LOS ANGELES, CA / ACCESSWIRE / June 24, 2020, / Compare-autoinsurance.Org has launched a new blog post that presents the main benefits of comparing multiple car insurance quotes. For more info and free online quotes, please visit https://compare-autoinsurance.Org/the-advantages-of-comparing-prices-with-car-insurance-quotes-online/ The modern society has numerous technological advantages. One important advantage is the speed at which information is sent and received. With the help of the internet, the shopping habits of many persons have drastically changed. The car insurance industry hasn't remained untouched by these changes. On the internet, drivers can compare insurance prices and find out which sellers have the best offers. View photos The advantages of comparing online car insurance quotes are the following: Online quotes can be obtained from anywhere and at any time. Unlike physical insurance agencies, websites don't have a specific schedule and they are available at any time. Drivers that have busy working schedules, can compare quotes from anywhere and at any time, even at midnight. Multiple choices. Almost all insurance providers, no matter if they are well-known brands or just local insurers, have an online presence. Online quotes will allow policyholders the chance to discover multiple insurance companies and check their prices. Drivers are no longer required to get quotes from just a few known insurance companies. Also, local and regional insurers can provide lower insurance rates for the same services. Accurate insurance estimates. Online quotes can only be accurate if the customers provide accurate and real info about their car models and driving history. Lying about past driving incidents can make the price estimates to be lower, but when dealing with an insurance company lying to them is useless. Usually, insurance companies will do research about a potential customer before granting him coverage. Online quotes can be sorted easily. Although drivers are recommended to not choose a policy just based on its price, drivers can easily sort quotes by insurance price. Using brokerage websites will allow drivers to get quotes from multiple insurers, thus making the comparison faster and easier. For additional info, money-saving tips, and free car insurance quotes, visit https://compare-autoinsurance.Org/ Compare-autoinsurance.Org is an online provider of life, home, health, and auto insurance quotes. This website is unique because it does not simply stick to one kind of insurance provider, but brings the clients the best deals from many different online insurance carriers. In this way, clients have access to offers from multiple carriers all in one place: this website. On this site, customers have access to quotes for insurance plans from various agencies, such as local or nationwide agencies, brand names insurance companies, etc. "Online quotes can easily help drivers obtain better car insurance deals. All they have to do is to complete an online form with accurate and real info, then compare prices", said Russell Rabichev, Marketing Director of Internet Marketing Company. CONTACT: Company Name: Internet Marketing CompanyPerson for contact Name: Gurgu CPhone Number: (818) 359-3898Email: [email protected]: https://compare-autoinsurance.Org/ SOURCE: Compare-autoinsurance.Org View source version on accesswire.Com:https://www.Accesswire.Com/595055/What-Are-The-Main-Benefits-Of-Comparing-Car-Insurance-Quotes-Online View photos

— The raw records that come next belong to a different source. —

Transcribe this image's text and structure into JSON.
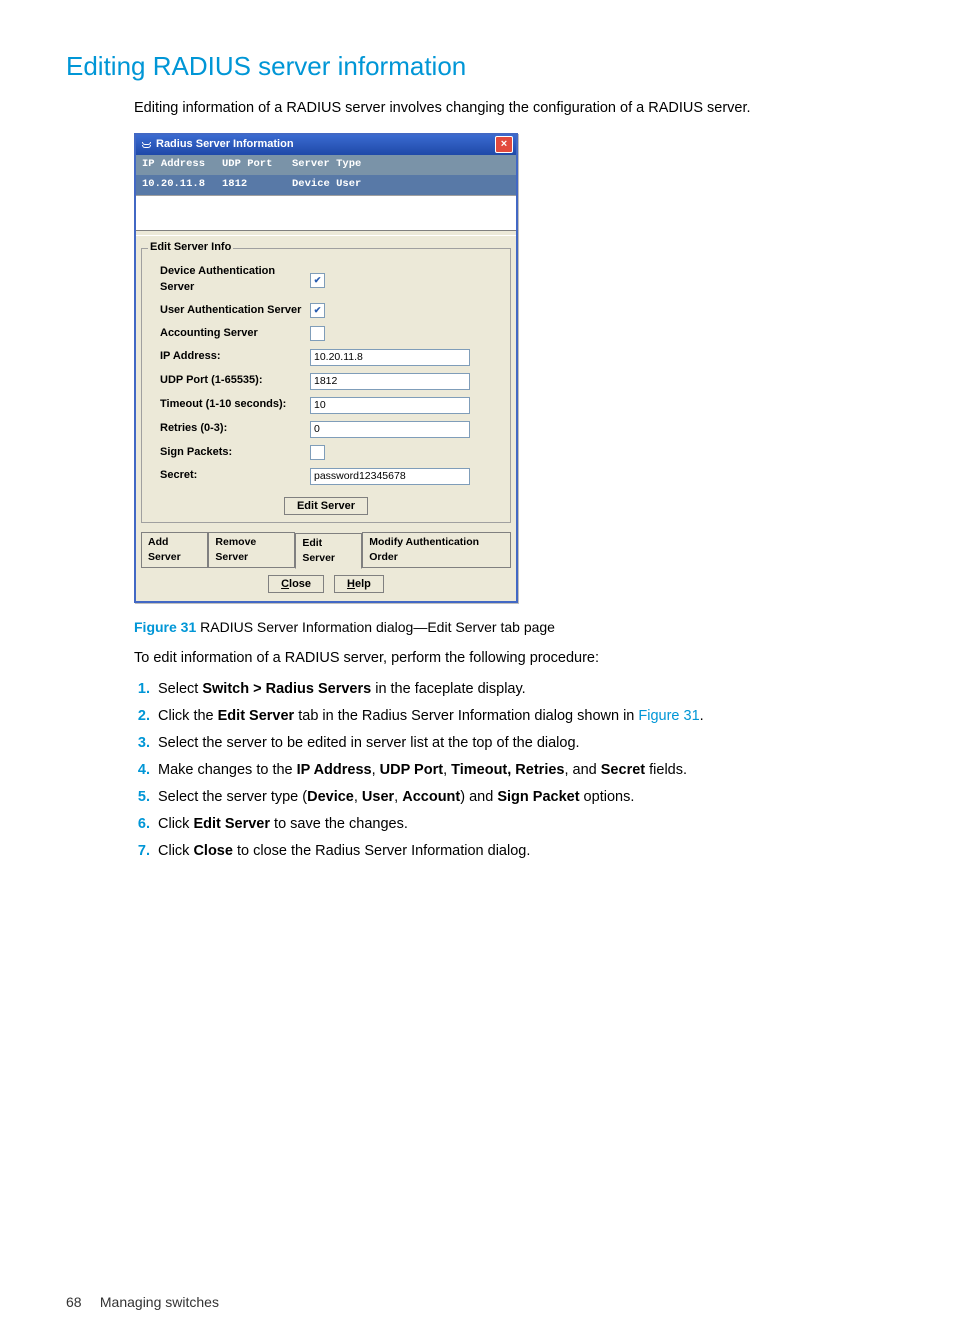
{
  "heading": "Editing RADIUS server information",
  "intro": "Editing information of a RADIUS server involves changing the configuration of a RADIUS server.",
  "dialog": {
    "title": "Radius Server Information",
    "close_glyph": "×",
    "columns": {
      "ip": "IP Address",
      "port": "UDP Port",
      "type": "Server Type"
    },
    "row": {
      "ip": "10.20.11.8",
      "port": "1812",
      "type": "Device  User"
    },
    "fieldset_legend": "Edit Server Info",
    "labels": {
      "dev_auth": "Device Authentication Server",
      "user_auth": "User Authentication Server",
      "acct": "Accounting Server",
      "ip": "IP Address:",
      "udp": "UDP Port (1-65535):",
      "timeout": "Timeout (1-10 seconds):",
      "retries": "Retries (0-3):",
      "sign": "Sign Packets:",
      "secret": "Secret:"
    },
    "values": {
      "dev_auth_checked": "✔",
      "user_auth_checked": "✔",
      "acct_checked": "",
      "ip": "10.20.11.8",
      "udp": "1812",
      "timeout": "10",
      "retries": "0",
      "sign_checked": "",
      "secret": "password12345678"
    },
    "edit_server_btn": "Edit Server",
    "tabs": {
      "add": "Add Server",
      "remove": "Remove Server",
      "edit": "Edit Server",
      "modify": "Modify Authentication Order"
    },
    "btn_close": "Close",
    "btn_close_ul": "C",
    "btn_help": "Help",
    "btn_help_ul": "H"
  },
  "figure": {
    "num": "Figure 31",
    "caption": "  RADIUS Server Information dialog—Edit Server tab page"
  },
  "proc_intro": "To edit information of a RADIUS server, perform the following procedure:",
  "steps": {
    "s1a": "Select ",
    "s1b": "Switch > Radius Servers",
    "s1c": " in the faceplate display.",
    "s2a": "Click the ",
    "s2b": "Edit Server",
    "s2c": " tab in the Radius Server Information dialog shown in ",
    "s2d": "Figure 31",
    "s2e": ".",
    "s3": "Select the server to be edited in server list at the top of the dialog.",
    "s4a": "Make changes to the ",
    "s4b": "IP Address",
    "s4c": ", ",
    "s4d": "UDP Port",
    "s4e": ", ",
    "s4f": "Timeout, Retries",
    "s4g": ", and ",
    "s4h": "Secret",
    "s4i": " fields.",
    "s5a": "Select the server type (",
    "s5b": "Device",
    "s5c": ", ",
    "s5d": "User",
    "s5e": ", ",
    "s5f": "Account",
    "s5g": ") and ",
    "s5h": "Sign Packet",
    "s5i": " options.",
    "s6a": "Click ",
    "s6b": "Edit Server",
    "s6c": " to save the changes.",
    "s7a": "Click ",
    "s7b": "Close",
    "s7c": " to close the Radius Server Information dialog."
  },
  "footer": {
    "page": "68",
    "chapter": "Managing switches"
  }
}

to request, modification Contact us at Here or [email protected]